The Seventh Circuit Court of Appeals has reversed a lower court’s ruling that a collection agency mis-stated the “character” of a debt by reporting to a credit bureau that an individual owed nine debts of $60 each instead of one debt of $540, even though each debt represented a separate visit to a physical therapy facility.
A copy of the ruling in Rhone v. Medical Business Bureau can be accessed by clicking here.
Diane Rhone made six visits to a physical therapy facility, and her insurance covered $74 of the $134 bill for each visit. Rhone did not pay the $60 she was billed for any of the visits, and the debt was placed with the defendant. The defendant sent collection letters for three years before finally reporting the nine debts to a credit bureau. Rhone subsequently sued, arguing that the defendant should have reported the aggregate debt and not each debt individually, an argument that a District Court judge agreed with. The District Court judge, however, did not explain how the difference between reporting one debt and reporting nine debts violated the Fair Debt Collection Practices Act by mis-stating the “character” of the debt.
There is no law or regulation that specifies whether debts owed to a creditor should be aggregated or kept separate, the Seventh Circuit noted in its opinion, and had the defendant reported the aggregate total, the plaintiff may have accused the defendant of violating the FDCPA by misleading the amount of the debt.
In researching its opinion, the Seventh Circuit noted a lack of precedent at the appellate level that speaks to whether “aggregation (or not) of all amounts owed to a single creditor concerns the “character” of a debt.”
The absence of authoritative or even persuasive guidance leaves us on our own. To our ears, “character” sounds like a reference to the kind of obligation. (That is essentially how Fields heard it, too.) A secured auto loan would be of one character, an unsecured credit-card debt another, a judgment debt a third, and a subordinated debenture (an instrument junior by contract) a fourth. Keeping these kinds of obligation distinct reduces the potential for confusion about their nature and relative priority. But the number of transactions between a debtor and a single merchant does not affect the genesis, nature, or priority of the debt and so does not concern its character.
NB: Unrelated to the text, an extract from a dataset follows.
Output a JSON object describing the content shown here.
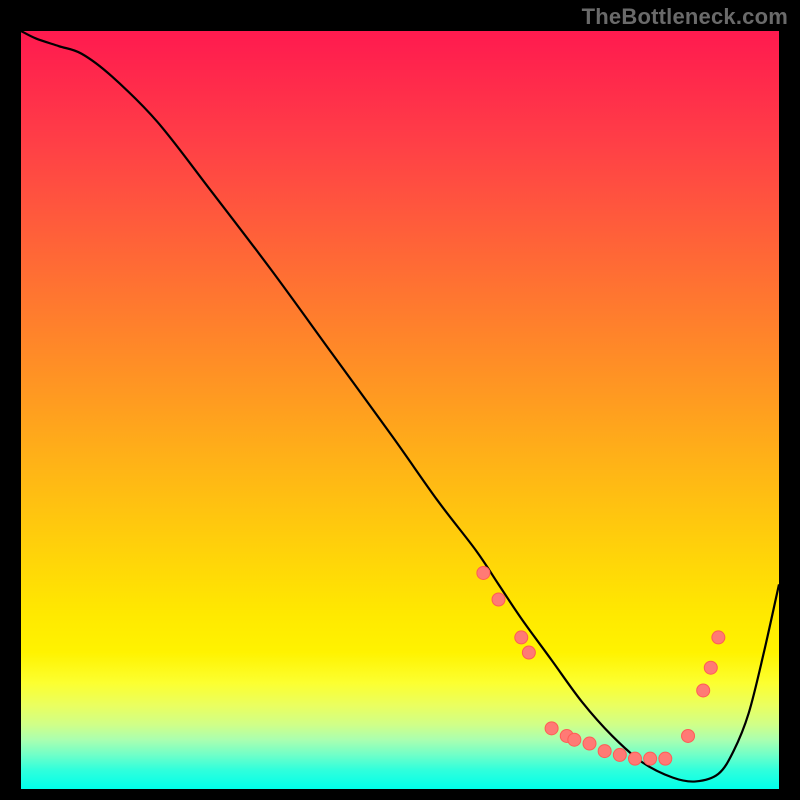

The statute names “character, amount, or legal status” as distinct attributes, and it would undercut this disjunction to treat arithmetic as concerning the debt’s “character” rather than its “amount.”